    * She flies anywhere inside the apartment she wants to but she considers being left in a room by both me and my wife for more than a minute to be "unfair" and will pout unless I tell her: "I'll be right back." then she is OK with being alone in the room for about 5 minutes; However, if she goes to another room, she may stay there alone for more than an hour - I get worried so call her name and she responds with the "I'm here" or some times it is more like "I'm here dummy." chirp. When we both leave the apartment, she is cage confined, and if one of us says as we go out the door "an hour" once or twice, then there will not be a display of pouting when we return even several hours later. She likes her moderately large cage - often goes there for a nap if one of its doors is open (the normal case). I am sure she will be very sad if I die first, and I will be too if she dies first.
    We are strongly bonded together.
    Last edited by a moderator: Nov 24, 2014
  8. origin Heading towards oblivion Valued Senior Member

    I do not doubt bonding. I doubt that elephants are capable of indepth communication nor can they read the newspaper so they did not know that the guy died.

    I also have a cockatiel and agree. My cockatiel recognizes the sound of my daughters car and when she dives up to the house he starts chirping. When the phone rings he says hello. When he sees the dog he will call the dog and whistle. He is scary smart and is clearly bonded with us especially my daughter. When my daughter would go to college the bird would do these freaking screaming cheeps, obviously calling for here for a week.

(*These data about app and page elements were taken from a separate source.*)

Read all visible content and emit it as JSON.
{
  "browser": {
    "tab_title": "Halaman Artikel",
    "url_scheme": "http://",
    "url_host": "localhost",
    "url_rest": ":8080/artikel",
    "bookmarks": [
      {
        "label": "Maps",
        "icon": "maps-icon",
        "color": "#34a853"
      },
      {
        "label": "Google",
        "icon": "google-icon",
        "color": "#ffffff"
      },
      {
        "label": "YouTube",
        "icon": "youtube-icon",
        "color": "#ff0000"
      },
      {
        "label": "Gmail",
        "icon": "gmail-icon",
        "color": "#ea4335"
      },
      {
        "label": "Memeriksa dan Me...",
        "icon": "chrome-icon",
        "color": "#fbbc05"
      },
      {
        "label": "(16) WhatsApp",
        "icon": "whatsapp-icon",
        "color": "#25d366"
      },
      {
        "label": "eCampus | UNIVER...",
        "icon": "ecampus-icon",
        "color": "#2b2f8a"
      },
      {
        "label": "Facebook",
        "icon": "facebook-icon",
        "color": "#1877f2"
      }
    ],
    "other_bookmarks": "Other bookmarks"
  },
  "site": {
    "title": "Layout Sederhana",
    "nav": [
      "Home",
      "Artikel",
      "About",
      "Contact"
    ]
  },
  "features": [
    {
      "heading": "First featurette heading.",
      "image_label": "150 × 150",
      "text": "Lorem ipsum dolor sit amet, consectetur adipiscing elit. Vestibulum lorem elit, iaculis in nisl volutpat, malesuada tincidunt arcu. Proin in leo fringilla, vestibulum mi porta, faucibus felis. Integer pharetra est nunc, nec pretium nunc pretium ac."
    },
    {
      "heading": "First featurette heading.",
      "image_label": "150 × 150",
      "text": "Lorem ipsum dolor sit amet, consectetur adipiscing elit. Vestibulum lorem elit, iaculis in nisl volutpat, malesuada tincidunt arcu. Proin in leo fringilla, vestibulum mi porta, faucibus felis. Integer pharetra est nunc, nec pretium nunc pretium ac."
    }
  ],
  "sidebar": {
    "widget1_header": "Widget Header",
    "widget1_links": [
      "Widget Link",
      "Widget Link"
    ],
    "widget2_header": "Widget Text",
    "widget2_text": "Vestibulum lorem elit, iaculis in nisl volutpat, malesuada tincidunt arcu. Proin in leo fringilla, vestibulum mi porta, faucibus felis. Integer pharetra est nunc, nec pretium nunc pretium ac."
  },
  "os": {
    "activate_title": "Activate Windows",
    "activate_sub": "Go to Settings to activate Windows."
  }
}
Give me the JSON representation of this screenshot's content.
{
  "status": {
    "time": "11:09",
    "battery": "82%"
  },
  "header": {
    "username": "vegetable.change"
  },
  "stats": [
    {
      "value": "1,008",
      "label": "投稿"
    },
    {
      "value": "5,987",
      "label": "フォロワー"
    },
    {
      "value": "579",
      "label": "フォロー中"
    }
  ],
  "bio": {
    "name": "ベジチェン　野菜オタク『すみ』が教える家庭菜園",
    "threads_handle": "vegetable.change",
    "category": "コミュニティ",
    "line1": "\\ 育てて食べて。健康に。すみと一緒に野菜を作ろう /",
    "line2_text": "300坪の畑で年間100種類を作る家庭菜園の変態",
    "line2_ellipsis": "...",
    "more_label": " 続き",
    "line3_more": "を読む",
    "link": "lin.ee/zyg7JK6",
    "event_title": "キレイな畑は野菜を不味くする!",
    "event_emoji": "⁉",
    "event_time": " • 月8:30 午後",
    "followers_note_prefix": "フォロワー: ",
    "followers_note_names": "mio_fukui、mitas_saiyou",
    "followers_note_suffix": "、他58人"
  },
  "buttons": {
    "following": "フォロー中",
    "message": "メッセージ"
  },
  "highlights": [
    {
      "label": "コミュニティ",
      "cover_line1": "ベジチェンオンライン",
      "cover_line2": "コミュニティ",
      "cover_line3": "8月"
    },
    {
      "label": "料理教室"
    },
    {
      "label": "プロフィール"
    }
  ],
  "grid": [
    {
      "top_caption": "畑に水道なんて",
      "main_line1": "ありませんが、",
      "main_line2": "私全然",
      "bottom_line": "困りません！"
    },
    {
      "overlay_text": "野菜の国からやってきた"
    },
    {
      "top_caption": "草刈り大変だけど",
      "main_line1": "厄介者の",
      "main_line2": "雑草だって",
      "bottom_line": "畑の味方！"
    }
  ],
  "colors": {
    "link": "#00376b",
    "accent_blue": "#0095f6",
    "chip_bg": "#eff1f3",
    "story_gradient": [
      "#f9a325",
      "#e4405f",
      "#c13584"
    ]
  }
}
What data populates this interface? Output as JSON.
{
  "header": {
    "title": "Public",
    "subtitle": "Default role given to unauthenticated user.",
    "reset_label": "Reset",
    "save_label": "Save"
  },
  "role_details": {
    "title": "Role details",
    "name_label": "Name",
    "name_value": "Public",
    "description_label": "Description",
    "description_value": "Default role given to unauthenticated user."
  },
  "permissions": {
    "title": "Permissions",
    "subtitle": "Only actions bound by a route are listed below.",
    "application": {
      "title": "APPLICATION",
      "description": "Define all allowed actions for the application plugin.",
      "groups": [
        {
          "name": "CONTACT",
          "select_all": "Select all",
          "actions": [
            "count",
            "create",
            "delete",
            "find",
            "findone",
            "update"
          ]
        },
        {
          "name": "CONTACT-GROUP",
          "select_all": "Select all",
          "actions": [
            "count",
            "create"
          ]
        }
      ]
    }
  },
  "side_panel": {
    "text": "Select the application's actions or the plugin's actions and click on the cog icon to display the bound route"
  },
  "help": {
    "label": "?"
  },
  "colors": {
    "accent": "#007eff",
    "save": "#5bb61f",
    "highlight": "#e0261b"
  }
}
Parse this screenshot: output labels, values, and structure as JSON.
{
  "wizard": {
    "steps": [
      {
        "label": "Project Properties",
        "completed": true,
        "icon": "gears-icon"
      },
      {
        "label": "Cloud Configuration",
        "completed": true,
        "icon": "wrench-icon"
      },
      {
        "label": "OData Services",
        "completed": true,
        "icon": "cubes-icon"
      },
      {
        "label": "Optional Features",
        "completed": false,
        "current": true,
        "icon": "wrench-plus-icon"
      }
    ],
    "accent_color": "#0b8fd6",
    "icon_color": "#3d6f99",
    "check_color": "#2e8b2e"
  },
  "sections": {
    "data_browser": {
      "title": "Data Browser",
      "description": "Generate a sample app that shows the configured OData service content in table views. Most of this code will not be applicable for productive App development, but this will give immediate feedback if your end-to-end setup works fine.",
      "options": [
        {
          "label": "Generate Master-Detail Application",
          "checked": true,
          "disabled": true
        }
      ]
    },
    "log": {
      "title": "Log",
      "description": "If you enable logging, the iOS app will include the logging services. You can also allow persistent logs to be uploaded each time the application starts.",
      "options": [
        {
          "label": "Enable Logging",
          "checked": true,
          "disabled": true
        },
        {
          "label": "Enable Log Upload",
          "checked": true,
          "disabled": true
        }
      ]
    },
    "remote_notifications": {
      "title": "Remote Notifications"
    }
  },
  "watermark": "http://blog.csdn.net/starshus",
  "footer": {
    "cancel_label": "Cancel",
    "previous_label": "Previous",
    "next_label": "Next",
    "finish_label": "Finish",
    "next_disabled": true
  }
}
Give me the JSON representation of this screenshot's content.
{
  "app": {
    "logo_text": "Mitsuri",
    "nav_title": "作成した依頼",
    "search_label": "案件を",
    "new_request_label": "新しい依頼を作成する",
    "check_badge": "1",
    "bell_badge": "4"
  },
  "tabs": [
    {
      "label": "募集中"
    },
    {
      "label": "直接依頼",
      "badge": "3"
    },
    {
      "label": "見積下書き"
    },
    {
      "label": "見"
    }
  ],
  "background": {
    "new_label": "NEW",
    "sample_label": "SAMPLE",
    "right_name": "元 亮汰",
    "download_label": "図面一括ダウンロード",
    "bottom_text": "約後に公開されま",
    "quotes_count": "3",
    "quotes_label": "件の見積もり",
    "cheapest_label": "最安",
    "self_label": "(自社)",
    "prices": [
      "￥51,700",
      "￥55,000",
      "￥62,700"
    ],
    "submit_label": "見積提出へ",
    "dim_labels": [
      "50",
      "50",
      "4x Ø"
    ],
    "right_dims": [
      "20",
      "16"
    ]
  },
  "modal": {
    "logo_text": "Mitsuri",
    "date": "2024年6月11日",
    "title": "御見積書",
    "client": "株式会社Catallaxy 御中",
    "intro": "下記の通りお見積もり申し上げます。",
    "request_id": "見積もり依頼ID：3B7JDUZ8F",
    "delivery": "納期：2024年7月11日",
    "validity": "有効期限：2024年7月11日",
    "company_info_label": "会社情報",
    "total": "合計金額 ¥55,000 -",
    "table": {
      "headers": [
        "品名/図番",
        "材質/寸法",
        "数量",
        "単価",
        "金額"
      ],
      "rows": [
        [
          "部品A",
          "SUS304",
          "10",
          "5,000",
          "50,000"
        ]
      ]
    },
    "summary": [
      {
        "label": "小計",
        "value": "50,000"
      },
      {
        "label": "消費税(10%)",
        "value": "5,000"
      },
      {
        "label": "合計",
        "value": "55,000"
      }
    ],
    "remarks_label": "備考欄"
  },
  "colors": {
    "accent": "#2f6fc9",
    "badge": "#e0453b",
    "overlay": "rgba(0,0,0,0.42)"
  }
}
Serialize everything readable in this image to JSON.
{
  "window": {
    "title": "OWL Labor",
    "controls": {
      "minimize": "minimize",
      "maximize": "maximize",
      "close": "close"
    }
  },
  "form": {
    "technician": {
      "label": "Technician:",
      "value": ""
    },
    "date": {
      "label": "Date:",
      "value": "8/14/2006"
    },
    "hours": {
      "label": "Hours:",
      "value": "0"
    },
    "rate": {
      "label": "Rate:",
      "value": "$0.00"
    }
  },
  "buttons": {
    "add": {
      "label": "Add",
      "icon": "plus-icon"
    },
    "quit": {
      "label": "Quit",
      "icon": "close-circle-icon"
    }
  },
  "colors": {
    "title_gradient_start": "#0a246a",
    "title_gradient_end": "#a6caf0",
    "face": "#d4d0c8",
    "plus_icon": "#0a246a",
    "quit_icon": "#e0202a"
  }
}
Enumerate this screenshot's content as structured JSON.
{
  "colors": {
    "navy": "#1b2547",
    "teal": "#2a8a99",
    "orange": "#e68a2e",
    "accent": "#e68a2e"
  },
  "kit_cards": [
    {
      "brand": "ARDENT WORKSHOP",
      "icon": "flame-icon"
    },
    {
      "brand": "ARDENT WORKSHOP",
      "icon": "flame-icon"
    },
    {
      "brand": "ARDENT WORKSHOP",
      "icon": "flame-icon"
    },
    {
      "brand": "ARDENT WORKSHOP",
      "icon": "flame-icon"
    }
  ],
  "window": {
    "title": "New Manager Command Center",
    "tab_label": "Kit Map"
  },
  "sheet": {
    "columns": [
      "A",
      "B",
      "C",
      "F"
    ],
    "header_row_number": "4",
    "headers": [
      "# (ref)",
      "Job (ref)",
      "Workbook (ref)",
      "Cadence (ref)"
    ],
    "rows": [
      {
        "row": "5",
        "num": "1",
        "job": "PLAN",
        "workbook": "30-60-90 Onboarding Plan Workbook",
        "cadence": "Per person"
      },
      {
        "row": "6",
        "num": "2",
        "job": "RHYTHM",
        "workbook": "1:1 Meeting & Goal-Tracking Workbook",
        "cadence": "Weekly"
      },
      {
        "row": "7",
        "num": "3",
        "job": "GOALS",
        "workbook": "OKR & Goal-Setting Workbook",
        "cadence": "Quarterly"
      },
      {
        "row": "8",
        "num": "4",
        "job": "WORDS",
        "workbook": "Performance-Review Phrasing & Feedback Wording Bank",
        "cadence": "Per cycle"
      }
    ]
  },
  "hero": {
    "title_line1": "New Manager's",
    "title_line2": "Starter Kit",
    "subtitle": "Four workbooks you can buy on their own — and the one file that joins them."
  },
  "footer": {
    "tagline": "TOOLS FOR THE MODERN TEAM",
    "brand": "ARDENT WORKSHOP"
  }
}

Now when my daughter has to go back to college she makes a big deal out of say the words goodbye several times and the bird no longer gets upset. We just cannot say her name when she is gone or he goes haywire for a while. I believe that if one of us were to die he would be sad. Males are much more vocal than females, sort of the opposite of humans

    Please Register or Log in to view the hidden image!


    Soooo, bottom line is I just don't by that wild elephants could somehow know that this great guy had died, so I do not buy the 'gathering'. If the elephants were to find his dead body in the bush I do not doubt that they would mourn him, in what ever way elephants show mourning.
  9. Landau Roof Registered Senior Member

    That's a really nice story, Billy. Thank you for sharing it. I also liked your French auction candle story. Good stuff.
  10. The Marquis Only want the best for Nigel Valued Senior Member

    I am reminded of something I read many years ago of a lioness who bonded with antelope babies... or something. She did it more than once.
    I am reminded also that Dolphins, those paragons of spirituality in many new age art shops, often engage in pack rape as a procreation strategy.

    Humanity is not a reflection of the animal kingdom, but the culmination of it.
  11. Landau Roof Registered Senior Member

    I'm sure honey badgers, slugs and gila monsters feel the same way about their species.
  12. The Marquis Only want the best for Nigel Valued Senior Member

    Oh no, I doubt that.
    Honey Badgers, Slugs and Gila Monsters don't do much other than think about where their next meal is coming from, where they're going to sleep, and in the case of the most advanced, who is around they might fuck.

    Only Humans think about how they're above all that.
  13. madethesame Banned Banned

    the stray dogs mourn before death of people. they mourn near the deaths arrival place.

Share This Page